* [Exercise directions] Without any images, write the data out exactly as it appears.

Items from an interface collection
++++++++++

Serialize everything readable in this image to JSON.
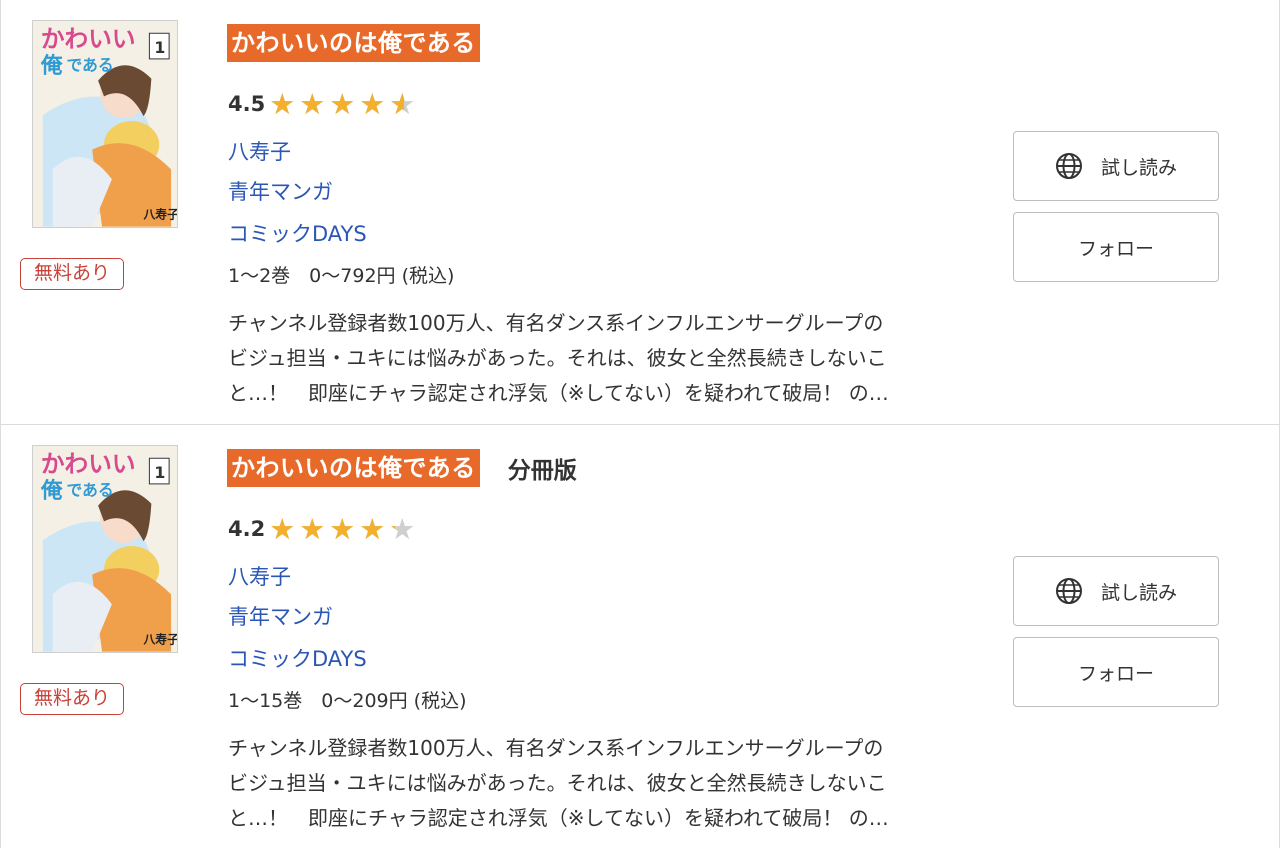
{
  "items": [
    {
      "cover_author_mark": "八寿子",
      "free_badge": "無料あり",
      "title": "かわいいのは俺である",
      "edition": "",
      "rating": "4.5",
      "rating_value": 4.5,
      "author": "八寿子",
      "genre": "青年マンガ",
      "publisher": "コミックDAYS",
      "price": "1〜2巻　0〜792円 (税込)",
      "description": [
        "チャンネル登録者数100万人、有名ダンス系インフルエンサーグループの",
        "ビジュ担当・ユキには悩みがあった。それは、彼女と全然長続きしないこ",
        "と…！　即座にチャラ認定され浮気（※してない）を疑われて破局！ の…"
      ],
      "trial_label": "試し読み",
      "follow_label": "フォロー"
    },
    {
      "cover_author_mark": "八寿子",
      "free_badge": "無料あり",
      "title": "かわいいのは俺である",
      "edition": "分冊版",
      "rating": "4.2",
      "rating_value": 4.2,
      "author": "八寿子",
      "genre": "青年マンガ",
      "publisher": "コミックDAYS",
      "price": "1〜15巻　0〜209円 (税込)",
      "description": [
        "チャンネル登録者数100万人、有名ダンス系インフルエンサーグループの",
        "ビジュ担当・ユキには悩みがあった。それは、彼女と全然長続きしないこ",
        "と…！　即座にチャラ認定され浮気（※してない）を疑われて破局！ の…"
      ],
      "trial_label": "試し読み",
      "follow_label": "フォロー"
    }
  ],
  "colors": {
    "title_highlight": "#e86a2b",
    "link": "#2a56b5",
    "star": "#f2b02e",
    "badge": "#c9423a"
  }
}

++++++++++

* [Response below]
Serialize everything readable in this image to JSON.
{
  "items": [
    {
      "cover_author_mark": "八寿子",
      "free_badge": "無料あり",
      "title": "かわいいのは俺である",
      "edition": "",
      "rating": "4.5",
      "rating_value": 4.5,
      "author": "八寿子",
      "genre": "青年マンガ",
      "publisher": "コミックDAYS",
      "price": "1〜2巻　0〜792円 (税込)",
      "description": [
        "チャンネル登録者数100万人、有名ダンス系インフルエンサーグループの",
        "ビジュ担当・ユキには悩みがあった。それは、彼女と全然長続きしないこ",
        "と…！　即座にチャラ認定され浮気（※してない）を疑われて破局！ の…"
      ],
      "trial_label": "試し読み",
      "follow_label": "フォロー"
    },
    {
      "cover_author_mark": "八寿子",
      "free_badge": "無料あり",
      "title": "かわいいのは俺である",
      "edition": "分冊版",
      "rating": "4.2",
      "rating_value": 4.2,
      "author": "八寿子",
      "genre": "青年マンガ",
      "publisher": "コミックDAYS",
      "price": "1〜15巻　0〜209円 (税込)",
      "description": [
        "チャンネル登録者数100万人、有名ダンス系インフルエンサーグループの",
        "ビジュ担当・ユキには悩みがあった。それは、彼女と全然長続きしないこ",
        "と…！　即座にチャラ認定され浮気（※してない）を疑われて破局！ の…"
      ],
      "trial_label": "試し読み",
      "follow_label": "フォロー"
    }
  ],
  "colors": {
    "title_highlight": "#e86a2b",
    "link": "#2a56b5",
    "star": "#f2b02e",
    "badge": "#c9423a"
  }
}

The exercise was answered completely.